[Data excerpts]
>>>>>
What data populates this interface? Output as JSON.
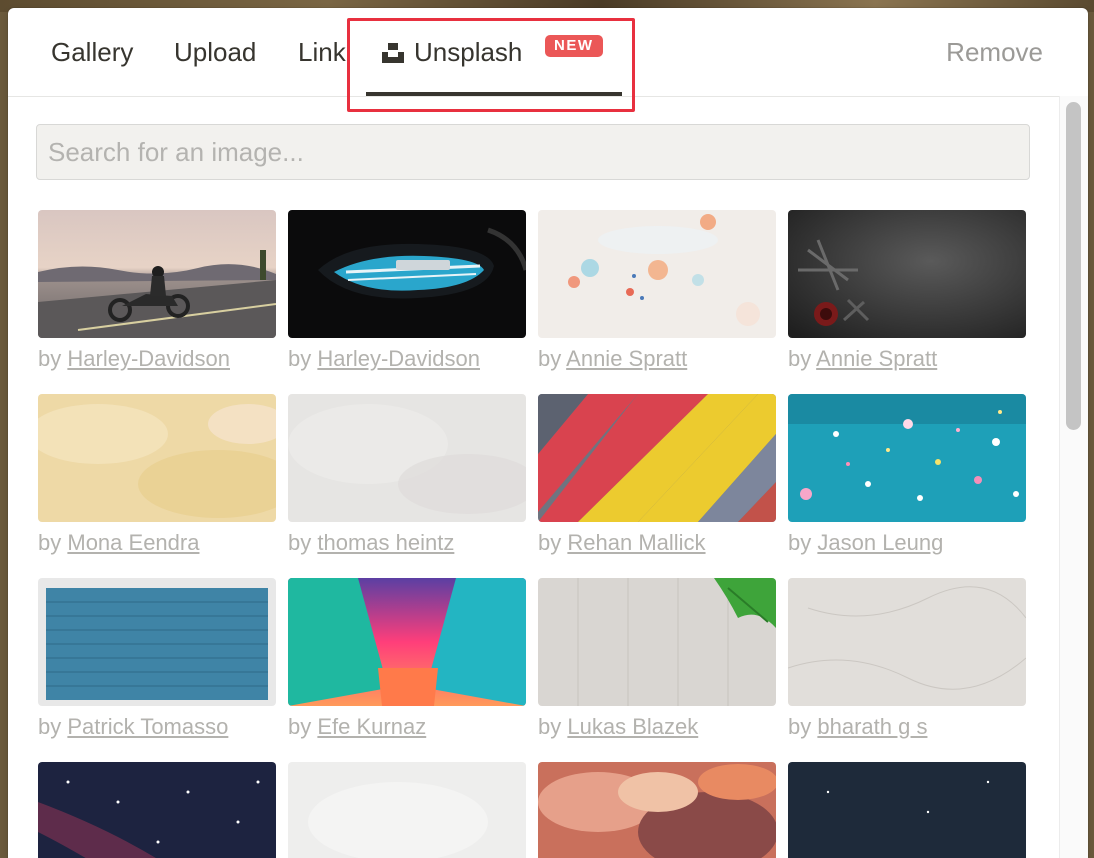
{
  "tabs": {
    "gallery": "Gallery",
    "upload": "Upload",
    "link": "Link",
    "unsplash": "Unsplash",
    "new_badge": "NEW",
    "remove": "Remove",
    "active": "Unsplash"
  },
  "search": {
    "placeholder": "Search for an image...",
    "value": ""
  },
  "credit_prefix": "by",
  "images": [
    {
      "author": "Harley-Davidson",
      "subject": "motorcycle rider on road at dusk"
    },
    {
      "author": "Harley-Davidson",
      "subject": "blue motorcycle fuel tank"
    },
    {
      "author": "Annie Spratt",
      "subject": "watercolor splashes on white"
    },
    {
      "author": "Annie Spratt",
      "subject": "dark texture with flower"
    },
    {
      "author": "Mona Eendra",
      "subject": "yellow painted texture"
    },
    {
      "author": "thomas heintz",
      "subject": "white plaster texture"
    },
    {
      "author": "Rehan Mallick",
      "subject": "colorful wooden stripes"
    },
    {
      "author": "Jason Leung",
      "subject": "confetti on teal"
    },
    {
      "author": "Patrick Tomasso",
      "subject": "blue brick wall"
    },
    {
      "author": "Efe Kurnaz",
      "subject": "neon lit corridor"
    },
    {
      "author": "Lukas Blazek",
      "subject": "wood with green leaves"
    },
    {
      "author": "bharath g s",
      "subject": "marble texture"
    },
    {
      "author": "",
      "subject": "starry night sky"
    },
    {
      "author": "",
      "subject": "white texture"
    },
    {
      "author": "",
      "subject": "red clouds"
    },
    {
      "author": "",
      "subject": "dark navy sky"
    }
  ],
  "colors": {
    "text": "#37352f",
    "muted": "#9b9a97",
    "badge": "#eb5757",
    "highlight": "#e8303f"
  }
}
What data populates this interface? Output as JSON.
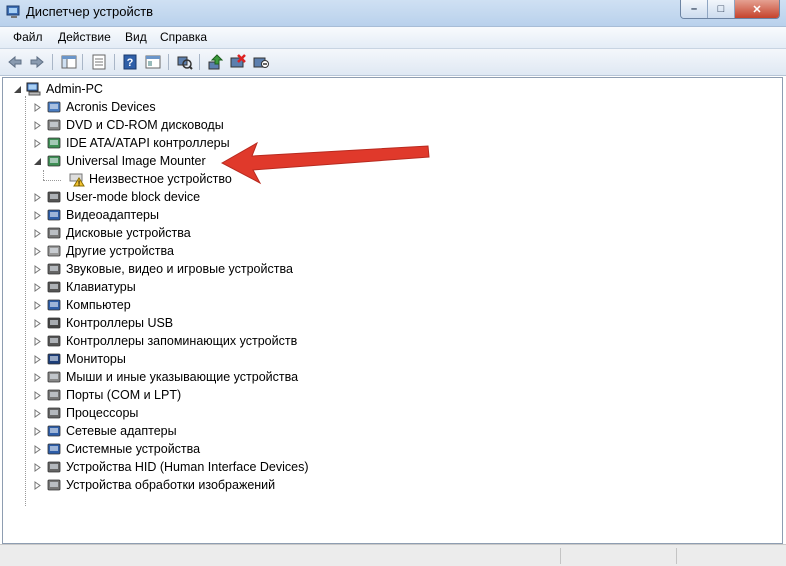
{
  "window": {
    "title": "Диспетчер устройств",
    "controls": {
      "minimize": "–",
      "maximize": "□",
      "close": "✕"
    }
  },
  "menu": [
    "Файл",
    "Действие",
    "Вид",
    "Справка"
  ],
  "toolbar": [
    "back-icon",
    "forward-icon",
    "show-hide-tree-icon",
    "properties-icon",
    "help-icon",
    "action-view-icon",
    "scan-hardware-icon",
    "update-driver-icon",
    "disable-device-icon",
    "uninstall-device-icon"
  ],
  "tree": {
    "root": "Admin-PC",
    "items": [
      {
        "label": "Acronis Devices",
        "icon": "acronis-icon"
      },
      {
        "label": "DVD и CD-ROM дисководы",
        "icon": "dvd-drive-icon"
      },
      {
        "label": "IDE ATA/ATAPI контроллеры",
        "icon": "ide-controller-icon"
      },
      {
        "label": "Universal Image Mounter",
        "icon": "image-mounter-icon",
        "expanded": true
      },
      {
        "label": "Неизвестное устройство",
        "icon": "warning-device-icon",
        "child": true
      },
      {
        "label": "User-mode block device",
        "icon": "block-device-icon"
      },
      {
        "label": "Видеоадаптеры",
        "icon": "display-adapter-icon"
      },
      {
        "label": "Дисковые устройства",
        "icon": "disk-drive-icon"
      },
      {
        "label": "Другие устройства",
        "icon": "other-devices-icon"
      },
      {
        "label": "Звуковые, видео и игровые устройства",
        "icon": "sound-icon"
      },
      {
        "label": "Клавиатуры",
        "icon": "keyboard-icon"
      },
      {
        "label": "Компьютер",
        "icon": "computer-icon"
      },
      {
        "label": "Контроллеры USB",
        "icon": "usb-icon"
      },
      {
        "label": "Контроллеры запоминающих устройств",
        "icon": "storage-controller-icon"
      },
      {
        "label": "Мониторы",
        "icon": "monitor-icon"
      },
      {
        "label": "Мыши и иные указывающие устройства",
        "icon": "mouse-icon"
      },
      {
        "label": "Порты (COM и LPT)",
        "icon": "port-icon"
      },
      {
        "label": "Процессоры",
        "icon": "processor-icon"
      },
      {
        "label": "Сетевые адаптеры",
        "icon": "network-adapter-icon"
      },
      {
        "label": "Системные устройства",
        "icon": "system-devices-icon"
      },
      {
        "label": "Устройства HID (Human Interface Devices)",
        "icon": "hid-icon"
      },
      {
        "label": "Устройства обработки изображений",
        "icon": "imaging-devices-icon"
      }
    ]
  },
  "annotation": {
    "color": "#e0392b",
    "icon": "red-arrow-icon"
  }
}
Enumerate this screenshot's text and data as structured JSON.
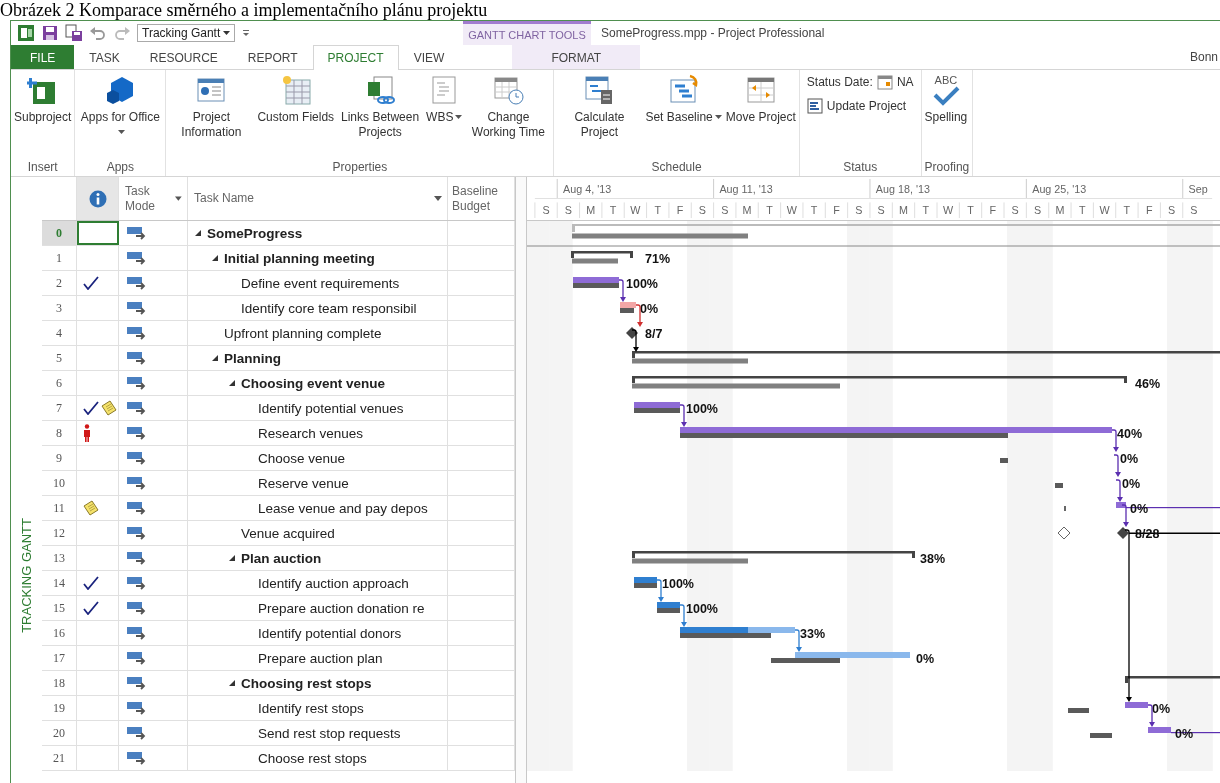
{
  "caption": "Obrázek 2 Komparace směrného a implementačního plánu projektu",
  "view_selector": "Tracking Gantt",
  "contextual_group": "GANTT CHART TOOLS",
  "window_title": "SomeProgress.mpp - Project Professional",
  "user": "Bonn",
  "tabs": [
    {
      "label": "FILE",
      "kind": "file",
      "selected": false
    },
    {
      "label": "TASK",
      "kind": "normal",
      "selected": false
    },
    {
      "label": "RESOURCE",
      "kind": "normal",
      "selected": false
    },
    {
      "label": "REPORT",
      "kind": "normal",
      "selected": false
    },
    {
      "label": "PROJECT",
      "kind": "normal",
      "selected": true
    },
    {
      "label": "VIEW",
      "kind": "normal",
      "selected": false
    },
    {
      "label": "FORMAT",
      "kind": "contextual",
      "selected": false
    }
  ],
  "ribbon_groups": [
    {
      "label": "Insert",
      "commands": [
        {
          "kind": "subproject",
          "label": "Subproject",
          "dropdown": false
        }
      ]
    },
    {
      "label": "Apps",
      "commands": [
        {
          "kind": "apps",
          "label": "Apps for Office",
          "dropdown": true
        }
      ]
    },
    {
      "label": "Properties",
      "commands": [
        {
          "kind": "project-info",
          "label": "Project Information",
          "dropdown": false
        },
        {
          "kind": "custom-fields",
          "label": "Custom Fields",
          "dropdown": false
        },
        {
          "kind": "links",
          "label": "Links Between Projects",
          "dropdown": false
        },
        {
          "kind": "wbs",
          "label": "WBS",
          "dropdown": true
        },
        {
          "kind": "working-time",
          "label": "Change Working Time",
          "dropdown": false
        }
      ]
    },
    {
      "label": "Schedule",
      "commands": [
        {
          "kind": "calculate",
          "label": "Calculate Project",
          "dropdown": false
        },
        {
          "kind": "baseline",
          "label": "Set Baseline",
          "dropdown": true
        },
        {
          "kind": "move",
          "label": "Move Project",
          "dropdown": false
        }
      ]
    },
    {
      "label": "Status",
      "commands": [
        {
          "kind": "status-date",
          "label": "Status Date:",
          "value": "NA"
        },
        {
          "kind": "update",
          "label": "Update Project"
        }
      ]
    },
    {
      "label": "Proofing",
      "commands": [
        {
          "kind": "spelling",
          "label": "Spelling",
          "icon_text": "ABC",
          "dropdown": false
        }
      ]
    }
  ],
  "side_label": "TRACKING GANTT",
  "columns": [
    {
      "kind": "indicators"
    },
    {
      "kind": "mode",
      "label": "Task Mode",
      "filter": true
    },
    {
      "kind": "name",
      "label": "Task Name",
      "filter": true
    },
    {
      "kind": "budget",
      "label": "Baseline Budget"
    }
  ],
  "timescale": {
    "weeks": [
      "Aug 4, '13",
      "Aug 11, '13",
      "Aug 18, '13",
      "Aug 25, '13",
      "Sep"
    ],
    "days": [
      "S",
      "S",
      "M",
      "T",
      "W",
      "T",
      "F",
      "S",
      "S",
      "M",
      "T",
      "W",
      "T",
      "F",
      "S",
      "S",
      "M",
      "T",
      "W",
      "T",
      "F",
      "S",
      "S",
      "M",
      "T",
      "W",
      "T",
      "F",
      "S",
      "S"
    ]
  },
  "tasks": [
    {
      "id": "0",
      "name": "SomeProgress",
      "selected": true,
      "expanded": true,
      "children": [
        {
          "id": "1",
          "name": "Initial planning meeting",
          "selected": false,
          "expanded": true,
          "bar_label": "71%",
          "children": [
            {
              "id": "2",
              "name": "Define event requirements",
              "selected": false,
              "indicators": [
                {
                  "kind": "complete"
                }
              ],
              "bar_label": "100%"
            },
            {
              "id": "3",
              "name": "Identify core team responsibil",
              "selected": false,
              "bar_label": "0%"
            }
          ]
        },
        {
          "id": "4",
          "name": "Upfront planning complete",
          "selected": false,
          "bar_label": "8/7"
        },
        {
          "id": "5",
          "name": "Planning",
          "selected": false,
          "expanded": true,
          "children": [
            {
              "id": "6",
              "name": "Choosing event venue",
              "selected": false,
              "expanded": true,
              "bar_label": "46%",
              "children": [
                {
                  "id": "7",
                  "name": "Identify potential venues",
                  "selected": false,
                  "indicators": [
                    {
                      "kind": "complete"
                    },
                    {
                      "kind": "note"
                    }
                  ],
                  "bar_label": "100%"
                },
                {
                  "id": "8",
                  "name": "Research venues",
                  "selected": false,
                  "indicators": [
                    {
                      "kind": "overallocated"
                    }
                  ],
                  "bar_label": "40%"
                },
                {
                  "id": "9",
                  "name": "Choose venue",
                  "selected": false,
                  "bar_label": "0%"
                },
                {
                  "id": "10",
                  "name": "Reserve venue",
                  "selected": false,
                  "bar_label": "0%"
                },
                {
                  "id": "11",
                  "name": "Lease venue and pay depos",
                  "selected": false,
                  "indicators": [
                    {
                      "kind": "note"
                    }
                  ],
                  "bar_label": "0%"
                }
              ]
            },
            {
              "id": "12",
              "name": "Venue acquired",
              "selected": false,
              "bar_label": "8/28"
            },
            {
              "id": "13",
              "name": "Plan auction",
              "selected": false,
              "expanded": true,
              "bar_label": "38%",
              "children": [
                {
                  "id": "14",
                  "name": "Identify auction approach",
                  "selected": false,
                  "indicators": [
                    {
                      "kind": "complete"
                    }
                  ],
                  "bar_label": "100%"
                },
                {
                  "id": "15",
                  "name": "Prepare auction donation re",
                  "selected": false,
                  "indicators": [
                    {
                      "kind": "complete"
                    }
                  ],
                  "bar_label": "100%"
                },
                {
                  "id": "16",
                  "name": "Identify potential donors",
                  "selected": false,
                  "bar_label": "33%"
                },
                {
                  "id": "17",
                  "name": "Prepare auction plan",
                  "selected": false,
                  "bar_label": "0%"
                }
              ]
            },
            {
              "id": "18",
              "name": "Choosing rest stops",
              "selected": false,
              "expanded": true,
              "children": [
                {
                  "id": "19",
                  "name": "Identify rest stops",
                  "selected": false,
                  "bar_label": "0%"
                },
                {
                  "id": "20",
                  "name": "Send rest stop requests",
                  "selected": false,
                  "bar_label": "0%"
                },
                {
                  "id": "21",
                  "name": "Choose rest stops",
                  "selected": false
                }
              ]
            }
          ]
        }
      ]
    }
  ]
}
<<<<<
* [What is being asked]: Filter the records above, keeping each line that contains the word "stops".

* [Finished exercise]:
              "name": "Choosing rest stops",
                  "name": "Identify rest stops",
                  "name": "Choose rest stops",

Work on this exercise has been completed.